• HOW TO COMPLETE THIS TASK: What follows is a block of records; restate each one word for word.

• STORED DATA:

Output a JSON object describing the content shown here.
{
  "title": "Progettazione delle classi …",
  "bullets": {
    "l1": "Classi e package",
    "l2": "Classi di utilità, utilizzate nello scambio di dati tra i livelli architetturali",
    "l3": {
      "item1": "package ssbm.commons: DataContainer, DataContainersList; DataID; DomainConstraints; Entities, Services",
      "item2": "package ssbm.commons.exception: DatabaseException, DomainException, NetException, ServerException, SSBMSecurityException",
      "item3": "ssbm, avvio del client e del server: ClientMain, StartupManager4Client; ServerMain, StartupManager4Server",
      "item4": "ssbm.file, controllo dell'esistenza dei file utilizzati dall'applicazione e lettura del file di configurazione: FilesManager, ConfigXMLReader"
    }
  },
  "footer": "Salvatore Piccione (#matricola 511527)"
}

• TASK ANSWER:
Output a JSON object describing the content shown here.
{
  "title": "Progettazione delle classi …",
  "bullets": {
    "l1": "Classi e package",
    "l2": "Classi di utilità, utilizzate nello scambio di dati tra i livelli architetturali",
    "l3": {
      "item1": "package ssbm.commons: DataContainer, DataContainersList; DataID; DomainConstraints; Entities, Services",
      "item2": "package ssbm.commons.exception: DatabaseException, DomainException, NetException, ServerException, SSBMSecurityException",
      "item3": "ssbm, avvio del client e del server: ClientMain, StartupManager4Client; ServerMain, StartupManager4Server",
      "item4": "ssbm.file, controllo dell'esistenza dei file utilizzati dall'applicazione e lettura del file di configurazione: FilesManager, ConfigXMLReader"
    }
  },
  "footer": "Salvatore Piccione (#matricola 511527)"
}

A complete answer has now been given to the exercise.